On the movie :
Numéro Deux, by Jean-Luc Godard and Anne-Marie Miéville, is a 1975 experimental film about a young family in a social housing complex in France. The film’s distinct style involves presenting two images on screen simultaneously, leading to multiple interpretations of the story and to comments on the film-making and editing process.
The film is divided into two parts. For the first third of the movie, Godard discusses what it takes to make a film (money) and describes how he got the money. In the second part, the remaining two thirds, each character in the story discusses their quotidian experiences through dialogue which is primarily poetic, and secondarily political.
Numéro deux begins with a long monologue by Jean-Luc Godard, in an editing suite. Godard discusses his move to a smaller place from Paris, the finances required to make a film and alludes to the relationship between machines and people, bodies as factories and landscapes and the idea that a film studio is a factory in which he is both worker and the boss. He says that creating his movies has become like working in a factory for him: “Now there are only machines. I am the boss, but I am also the worker. There are other factories: in Los Angeles, called Fox and Metro, in Moscow, in Algeria.” During this opening sequence of the film, we are presented with television monitors featuring characters who will return in the main section later on. They remain enigmatic at this stage.

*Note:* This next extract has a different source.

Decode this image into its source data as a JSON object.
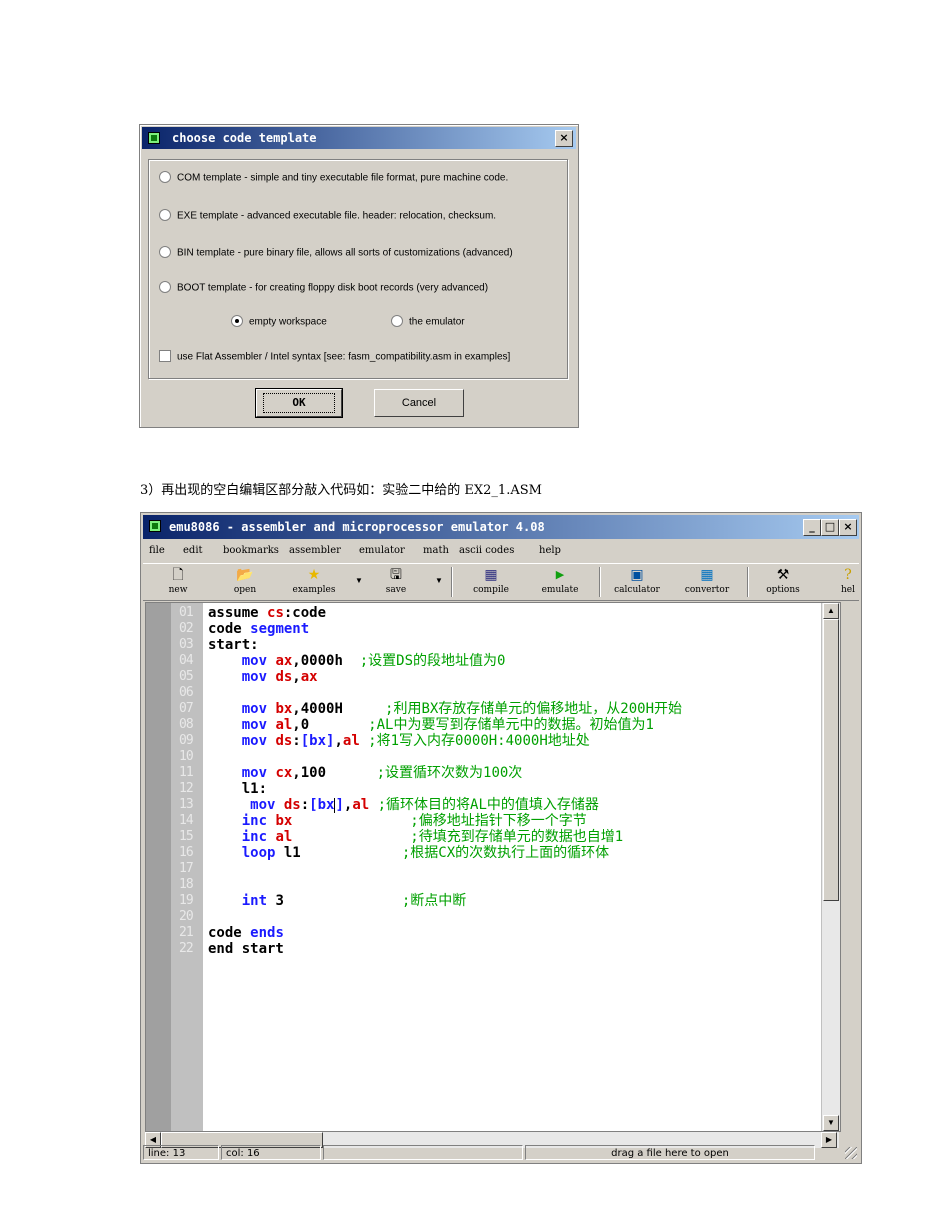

The film carries these same nominally contradictory themes to observe the life of the sexuality and economics in a middle-class family in a social housing complex in France. The wife complains of her constipation (her inability to make a ‘number two,’ alluded to in the title) to her children. When the husband discovers that she has slept with another man, he takes his revenge her by sodomizing her, which only makes her constipation worse. During this sex, they realize that their daughter has been watching them. They discuss this it complacently. The family shares the same preoccupations in more earthy ways: a woman’s body is described as electricity, charging up and decharging. The bodies of the father and the mother are landscapes for factories. Sexual activity is predicated on what happens at work; sex is work when it becomes something for a child to watch.
Godard, and later in the story, Sandrine and Pierre, describe these things as not being contradictory, but flowing from one to another through the word “and”. For example, a woman is a landscape and a factory, the film is neither political nor pornographic, it is both. In one sequence, mother and daughter cavort around in the living room at lunch time – the mother wearing nothing but an untied robe and the daughter in underwear – while the son toys with his meal in the kitchen and holds his head in boredom. Sandrine says: Pleasure is complicated, whereas pain is simple. Finding pleasure in pain or oppression leads to fascism, she states. (Le plaisir, c’est pas simple. C’est l’angoisse qui est simple, pas le plaisir. C’est le chômage qui est simple, pas le plaisir. Quand il y a du plaisir à être chômeur, alors c’est le fascisme qui s’installe.)
Sandrine and Pierre’s family is “observed” by static cameras installed in rooms of an apartment, that were later played back and recorded on 35 mm film. The opening sequence of the film is at full-screen resolution (having been filmed on 35 mm camera directly) but the scenes in the apartment often take up only a small portion of the screen, and play off each other. The editing process – what is shown, what is cut, what is put together, is central to the film. This technique refers to the editing process (where the editor sees the sequences that will be cut together side by side, prior to creating the artifice of an edit) (Speaking About Godard By Kaja Silverman, Harun Farocki, p. 142). The sound design emphasises the outside noises (birds singing, children playing) over the people’s dialogue, giving the effect of the outside world coming in, affecting what occurs in the home.
Sandrine and Pierre, as well as their children, discuss sex. Sex is a tool for oppression (in the sense that it can be given or taken away) and a source of pleasure and pain. The children participate in discussions about sex and body parts, and comment on it. Vanessa states: “Sometimes what my parents do is pretty, sometimes it’s caca.”